Enough is Enough: Bush Administration Still Denying Justice for Sami Al-Arian
NEW YORK - March 4 - Dr. Sami Amin Al-Arian, who has spent the past four years in jail despite a jury's failure to return a single guilty verdict against him, has been called before a third grand jury, despite the fact that Al-Arian signed a "no-cooperation" agreement with the government providing that he would not be required to appear before any grand jury. The announcement came on March 3rd, one month before his scheduled release.
Past National Lawyers Guild President Peter Erlinder, Al-Arian's counsel in 4th Circuit and 11th Circuit appeals, on the "acquitted conduct" Supreme Court cert petition said, "The duplicity of the Justice Department and the failure of the courts to recognize basic contract-law principles in this case is an example of how politically-motivated "war on terror" prosecutions are distorting the American legal system. In the Al-Arian case, the Justice Department and the courts have made a mockery of the Sixth Amendment right to a jury trial which should outrage all Americans as deeply as the Tampa jury that acquitted Dr. Al-Arian more than two years ago."
It is now likely that when Dr. Al-Arian again refuses to testify because of the "no-cooperation" agreement, he will be charged with obstruction of justice and could receive several additional years in prison. If he testifies, he faces a "perjury" trap based on Assistant U.S. Attorney Gordon Kromberg's past practice with other acquitted Palestinian defendants.
When he was arrested in February 2003, Dr. Sami Al-Arian was a prominent Palestinian academic and a leading member of the Muslim community in south Florida and one of the most prominent Palestinian academics and activists in the United States. He was acquitted on eight of 17 charges against him December 2005 after a six-month trial with three co-defendants. In April 2006 he pleaded guilty to a single count of conspiracy, involving assisting his brother-in-law in his immigration matters and denying to a reporter that he knew of a colleague's association with Palestinian Islamic Jihad. In return, federal prosecutors agreed to drop the remaining eight charges on which the jury had "hung" 10-2 for acquittal and to recommend a time-served sentence with release and deportation in May 2006. The Tampa AUSA admitted, on the record, that the usual "cooperation clause" was removed from the plea agreement because Dr. Al-Arian and his lawyers would not agree to any form of cooperation.

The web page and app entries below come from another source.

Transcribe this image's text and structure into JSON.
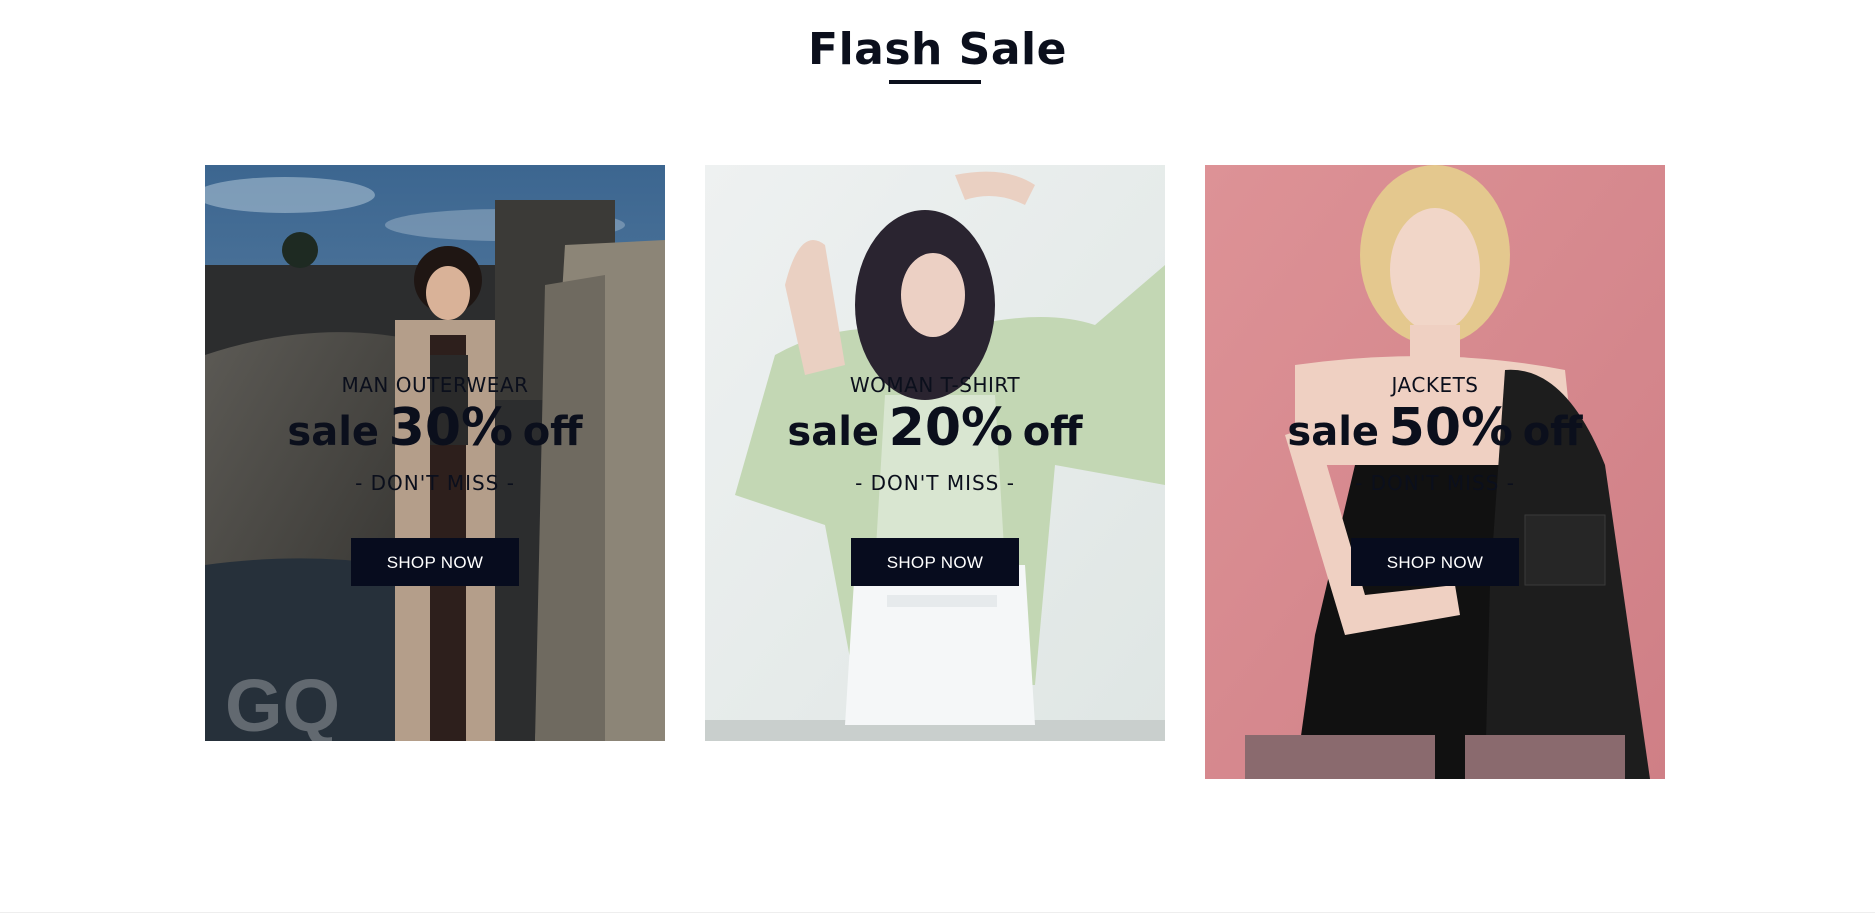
{
  "section": {
    "title": "Flash Sale"
  },
  "cards": [
    {
      "category": "MAN OUTERWEAR",
      "sale_word": "sale",
      "percent": "30%",
      "off_word": "off",
      "tagline": "- DON'T MISS -",
      "button_label": "SHOP NOW",
      "watermark": "GQ",
      "image_subject": "man-in-tan-long-vest-outdoors"
    },
    {
      "category": "WOMAN T-SHIRT",
      "sale_word": "sale",
      "percent": "20%",
      "off_word": "off",
      "tagline": "- DON'T MISS -",
      "button_label": "SHOP NOW",
      "image_subject": "woman-in-green-jacket-white-shorts"
    },
    {
      "category": "JACKETS",
      "sale_word": "sale",
      "percent": "50%",
      "off_word": "off",
      "tagline": "- DON'T MISS -",
      "button_label": "SHOP NOW",
      "image_subject": "blonde-woman-black-tweed-jacket-pink-backdrop"
    }
  ],
  "colors": {
    "text": "#0b0f1c",
    "button_bg": "#070c1e",
    "button_text": "#ffffff",
    "card3_backdrop": "#d98c93"
  }
}
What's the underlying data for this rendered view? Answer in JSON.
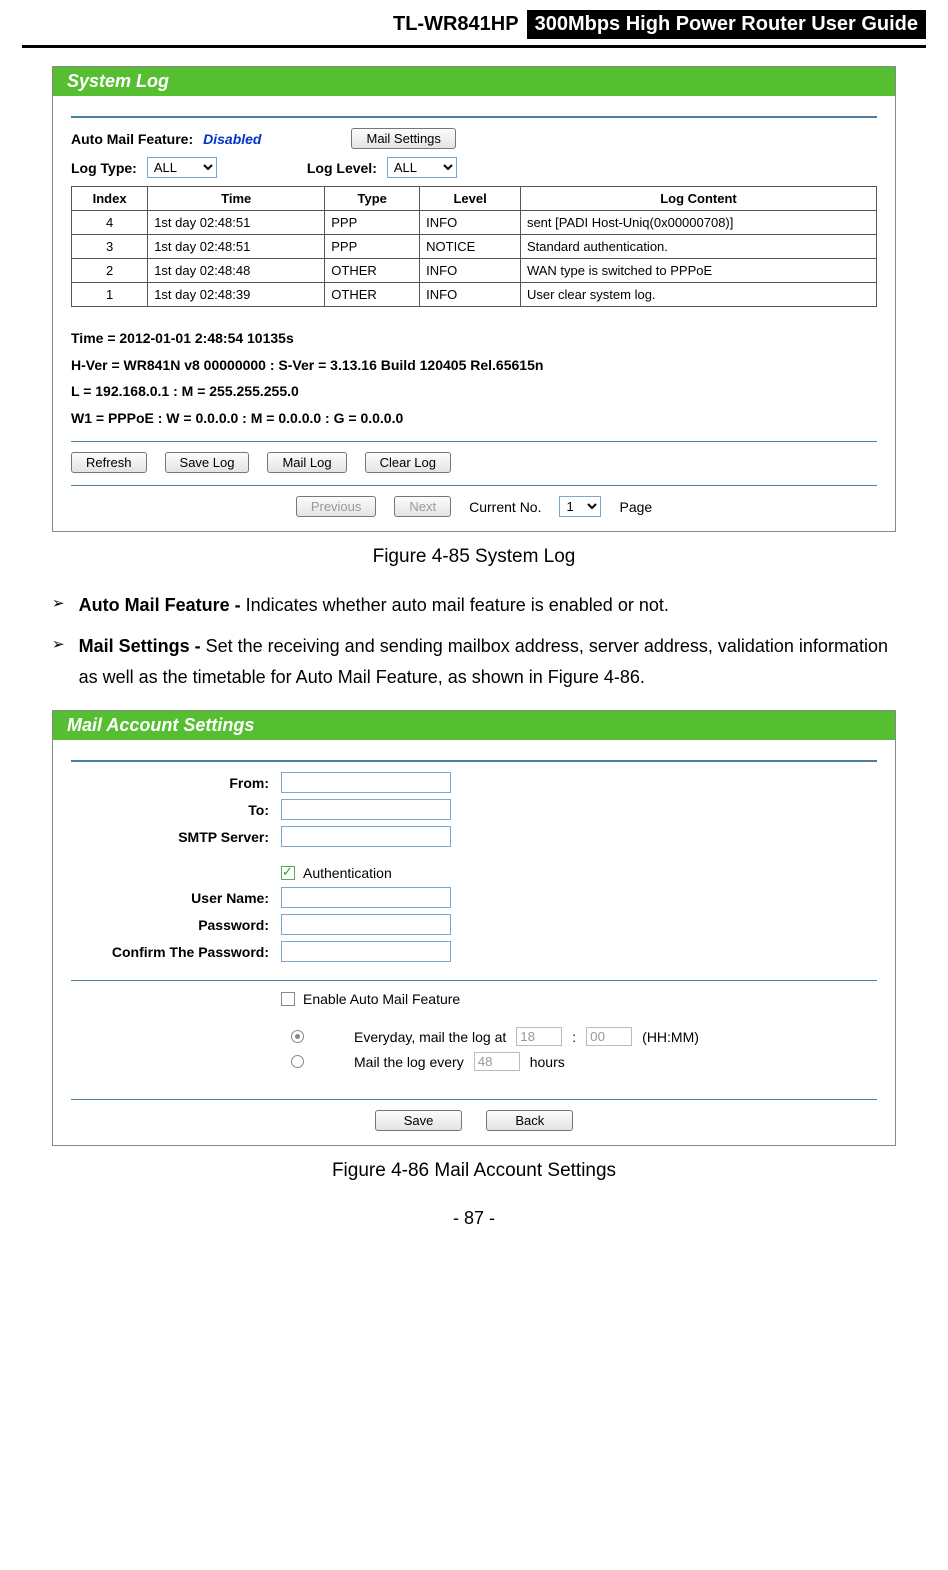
{
  "header": {
    "model": "TL-WR841HP",
    "tagline": "300Mbps High Power Router User Guide"
  },
  "system_log": {
    "title": "System Log",
    "auto_mail_label": "Auto Mail Feature:",
    "auto_mail_status": "Disabled",
    "mail_settings_btn": "Mail Settings",
    "log_type_label": "Log Type:",
    "log_type_value": "ALL",
    "log_level_label": "Log Level:",
    "log_level_value": "ALL",
    "columns": {
      "index": "Index",
      "time": "Time",
      "type": "Type",
      "level": "Level",
      "content": "Log Content"
    },
    "rows": [
      {
        "index": "4",
        "time": "1st day 02:48:51",
        "type": "PPP",
        "level": "INFO",
        "content": "sent [PADI Host-Uniq(0x00000708)]"
      },
      {
        "index": "3",
        "time": "1st day 02:48:51",
        "type": "PPP",
        "level": "NOTICE",
        "content": "Standard authentication."
      },
      {
        "index": "2",
        "time": "1st day 02:48:48",
        "type": "OTHER",
        "level": "INFO",
        "content": "WAN type is switched to PPPoE"
      },
      {
        "index": "1",
        "time": "1st day 02:48:39",
        "type": "OTHER",
        "level": "INFO",
        "content": "User clear system log."
      }
    ],
    "sys_info": [
      "Time = 2012-01-01 2:48:54 10135s",
      "H-Ver = WR841N v8 00000000 : S-Ver = 3.13.16 Build 120405 Rel.65615n",
      "L = 192.168.0.1 : M = 255.255.255.0",
      "W1 = PPPoE : W = 0.0.0.0 : M = 0.0.0.0 : G = 0.0.0.0"
    ],
    "buttons": {
      "refresh": "Refresh",
      "save": "Save Log",
      "mail": "Mail Log",
      "clear": "Clear Log"
    },
    "pager": {
      "prev": "Previous",
      "next": "Next",
      "current_label": "Current No.",
      "current_value": "1",
      "page": "Page"
    }
  },
  "caption_1": "Figure 4-85    System Log",
  "bullets": [
    {
      "term": "Auto Mail Feature - ",
      "desc": "Indicates whether auto mail feature is enabled or not."
    },
    {
      "term": "Mail Settings - ",
      "desc": "Set the receiving and sending mailbox address, server address, validation information as well as the timetable for Auto Mail Feature, as shown in Figure 4-86."
    }
  ],
  "mail": {
    "title": "Mail Account Settings",
    "labels": {
      "from": "From:",
      "to": "To:",
      "smtp": "SMTP Server:",
      "auth": "Authentication",
      "user": "User Name:",
      "pass": "Password:",
      "confirm": "Confirm The Password:",
      "enable": "Enable Auto Mail Feature"
    },
    "schedule": {
      "everyday_pre": "Everyday, mail the log at",
      "hh": "18",
      "mm": "00",
      "hhmm": "(HH:MM)",
      "every_pre": "Mail the log every",
      "every_val": "48",
      "every_post": "hours"
    },
    "buttons": {
      "save": "Save",
      "back": "Back"
    }
  },
  "caption_2": "Figure 4-86    Mail Account Settings",
  "page_footer": "- 87 -"
}
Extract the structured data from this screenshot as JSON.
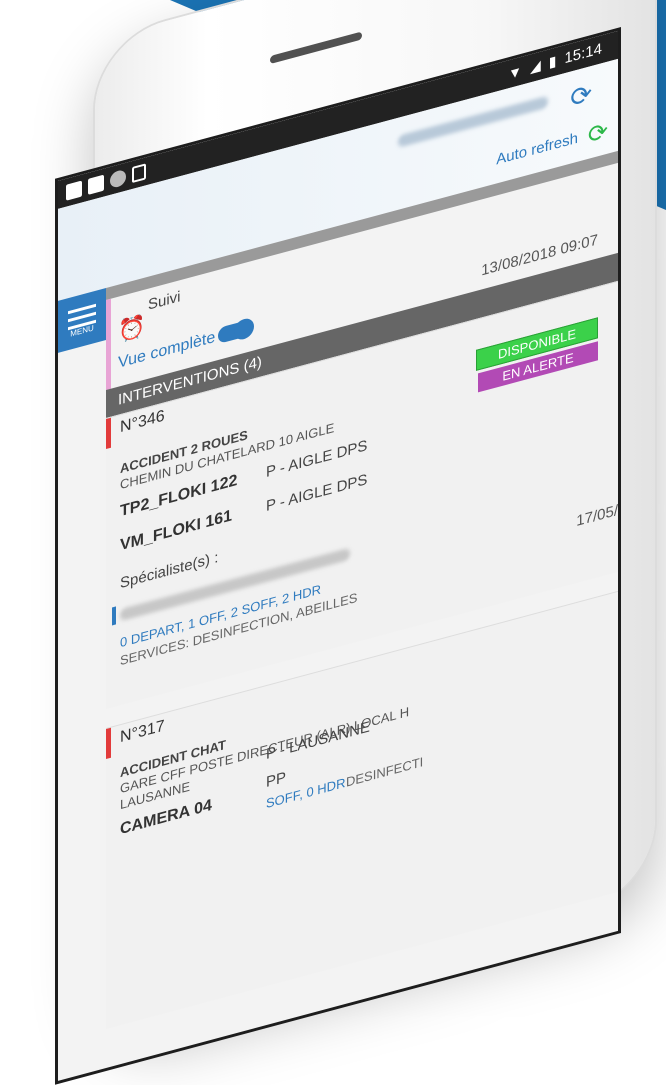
{
  "status_bar": {
    "time": "15:14"
  },
  "app": {
    "menu_label": "MENU",
    "auto_refresh_label": "Auto refresh",
    "suivi_label": "Suivi",
    "vue_label": "Vue complète",
    "last_update": "13/08/2018 09:07",
    "section_title": "INTERVENTIONS (4)"
  },
  "colors": {
    "brand_blue": "#1b74b5",
    "accent_blue": "#2f7bbf",
    "alert_red": "#e23b3b",
    "available_green": "#3bd14a",
    "alert_purple": "#b24ab5"
  },
  "icons": {
    "menu": "menu-icon",
    "refresh": "refresh-icon",
    "auto_refresh": "auto-refresh-icon",
    "alarm": "alarm-clock-icon"
  },
  "interventions": [
    {
      "number": "N°346",
      "title": "ACCIDENT 2 ROUES",
      "address": "CHEMIN DU CHATELARD 10 AIGLE",
      "badges": [
        "DISPONIBLE",
        "EN ALERTE"
      ],
      "vehicles": [
        {
          "name": "TP2_FLOKI 122",
          "post": "P - AIGLE DPS"
        },
        {
          "name": "VM_FLOKI 161",
          "post": "P - AIGLE DPS"
        }
      ],
      "specialist_label": "Spécialiste(s) :",
      "staff": "0 DEPART, 1 OFF, 2 SOFF, 2 HDR",
      "services": "SERVICES: DESINFECTION, ABEILLES",
      "date": "17/05/"
    },
    {
      "number": "N°317",
      "title": "ACCIDENT CHAT",
      "address": "GARE CFF POSTE DIRECTEUR (ALR) LOCAL H",
      "city": "LAUSANNE",
      "vehicles": [
        {
          "name": "CAMERA 04",
          "post": "P - LAUSANNE"
        },
        {
          "name": "",
          "post": "PP"
        }
      ],
      "staff": "SOFF, 0 HDR",
      "services": "DESINFECTI"
    }
  ]
}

At sentencing on May 1, 2007, Tampa Federal Judge James Moody gave him the constitutional maximum sentence of an additional year, citing the very offenses of which the jury had acquitted him. Despite the "no-cooperation" agreement, and while the appeal of his acquitted conduct sentence was pending on appeal, Al-Arian was found in civil contempt in January 2007. In December 2007, a federal judge in lifted the civil contempt and Al-Arian's new release date was April 2008.
After the contempt detention Dr. Al Arian went on a 100-day hunger-strike because of the government's refusal to honor the plea agreement. (He has just begun another hunger-strike.) Before trial Dr. Al-Arian was held in Super-Max solitary and was subjected to inhumane and punitive conditions, including 23-hour lockdown, abuse from prison staff, unsanitary conditions with exposure to vermin, denial of adequate winter clothing, bedding and religiously appropriate diet, all in breach of Article 10 of the International Covenant on Civil and Political Rights, to which the United States is a party and has triggered an on-going investigation by the DOJ Inspector General.